With the elements in their favour in the second period, the Wolfhounds turned it into a contest when impressive Ethan Ryan went over, but Alrix da Costa’s second touchdown, darting over from acting half back, settled the contest and sparked celebrations that France would be competing for the Paul Barriere trophy in three years’ time.
Their skipper Jason Baitieri commented: “The primary objective was to qualify for the 2021 World Cup and that’s done and, hopefully, with a good crowd behind us in Carcassonne, we should be looking to finish this tournament on a high.
“We started the game well and controlled it the way we wanted to, but Ireland showed a lot of heart in the second half so I’m proud of our effort and commitment.”
Baitieri continued: “The French Federation has put a lot into getting to the World Cup, the infrastructure is developing, we are heading in the right direction and we want to go there and be really competitive.”
Lewis Bienek was strong for the hosts in the early stages, Scott Grix with the first half break and Jack Higginson cleverly keeping the ball in play, but Ireland were penalised at marker, Mickael Goudemand went close and da Costa burrowed his way over from close in; Tony Gigot converting.
Romain Navarette led the charge downfield and, on the back of a 20 metre drop out, Gigot’s long pass on the last tackle saw Paul Marcon over out wide; Gigot wayward with the extras.
Ryan was deemed to have taken the ball dead, Lucas Albert was held up and Ireland were penalised as Gigot and Rhys Curran worked a run-around, Gigot converting the penalty to make it 12-0 to the visitors in the 17th minute.
Ireland were their own worst enemies - losing possession cheaply, giving away penalties and conceding a drop out from Theo Fages’ kick - yet looking like they’d survived seven minutes of intense pressure thanks to a mammoth defensive effort.
The contest swung when the hosts partially stopped, thinking Morgan Escare had knocked on, Fages breaking into the clear with a lovely step and judging his kick perfectly for Bastien Ader to gather and power over the top of Grix; Gigot adding the extras.

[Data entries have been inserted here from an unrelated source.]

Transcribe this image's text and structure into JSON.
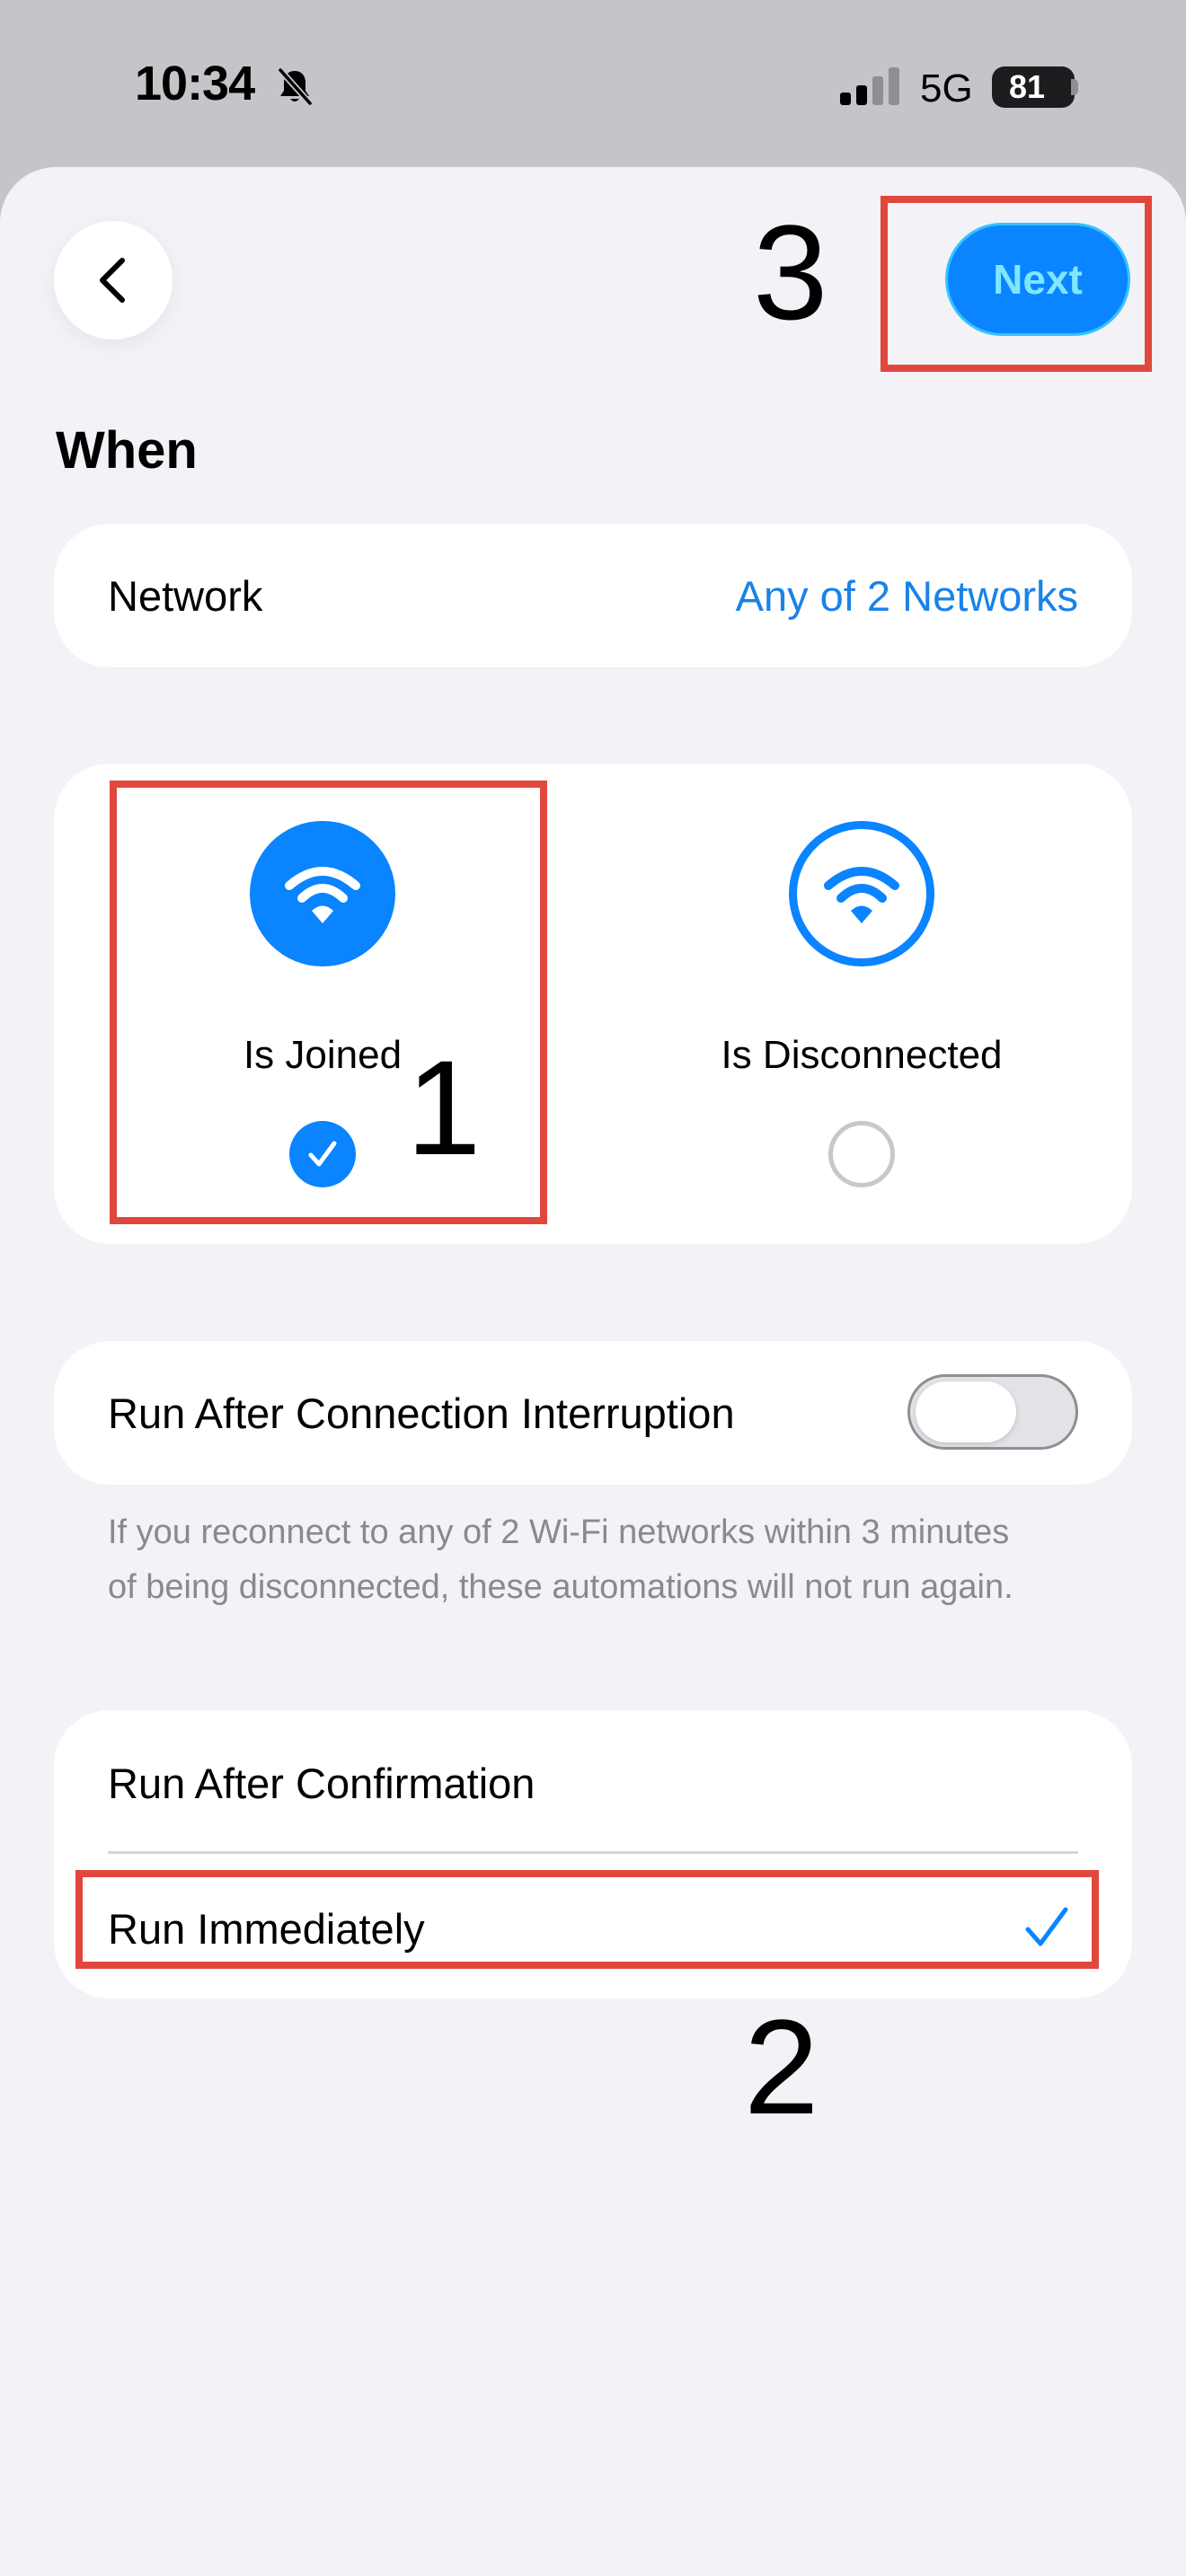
{
  "status_bar": {
    "time": "10:34",
    "network_type": "5G",
    "battery": "81",
    "icons": [
      "bell-slash-icon",
      "cellular-signal-icon",
      "battery-icon"
    ]
  },
  "nav": {
    "back_icon": "chevron-left-icon",
    "next_label": "Next"
  },
  "when": {
    "title": "When",
    "network_label": "Network",
    "network_value": "Any of 2 Networks"
  },
  "trigger": {
    "options": [
      {
        "label": "Is Joined",
        "icon": "wifi-icon",
        "selected": true
      },
      {
        "label": "Is Disconnected",
        "icon": "wifi-icon",
        "selected": false
      }
    ]
  },
  "interruption": {
    "label": "Run After Connection Interruption",
    "enabled": false,
    "footnote": "If you reconnect to any of 2 Wi-Fi networks within 3 minutes of being disconnected, these automations will not run again."
  },
  "run_mode": {
    "options": [
      {
        "label": "Run After Confirmation",
        "selected": false
      },
      {
        "label": "Run Immediately",
        "selected": true
      }
    ]
  },
  "annotations": {
    "step1": "1",
    "step2": "2",
    "step3": "3"
  },
  "colors": {
    "accent": "#0a84ff",
    "link": "#1a82e8",
    "annotation": "#e0473d",
    "background": "#f2f2f7"
  }
}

Ryan looked like he might have had some joy from a Finn cross kick just before the break, but Escare forced a turnover in a fascinating wing duel.
At the start of the second half, on the back of another big run from George King, Finn’s kick was reeled in by Ryan’s leap and twist over in the corner, Finn wide with the goal attempt, but that left-sided route becoming the host’s modus operandi.
It nearly worked again soon after but Grix couldn’t reel in Ryan’s inside pass and Albert broke clear, Higginson’s kick down the line just finding touch ahead of Ryan’s sprint.
Finn found 60 metres on a penalty with the wind behind but Ader covered the danger, Gigot darting out of dummy half and winning a penalty for a flop 30 metres out.
Curran went close from it, and da Costa’s jinking feet did the rest.
With eight minutes to play, Ireland fashioned a potential lifeline, Dec O’Donnell releasing Finn who found Greg McNally, Grix grubbering for the line and the chasing McNally gathering to score; Finn reducing the gap to 14 points.
That’s how it ended, although Ireland’s spirit was summed up late on when Escare broke clear over 80 metres but was reeled in by Ed O’Keefe.
With their superior points’ difference, Ireland need only a draw in Wrexham next week to ensure World Cup qualification.
“We wanted to win the tournament but it’s out of our hands now,” said Ireland head coach Stuart Littler. “We showed some resilience and character, but the first half took too much out of our tanks.
“In the second half, we didn’t execute as well as we’d practiced but full respect to the boys, they turned up and had a dig.”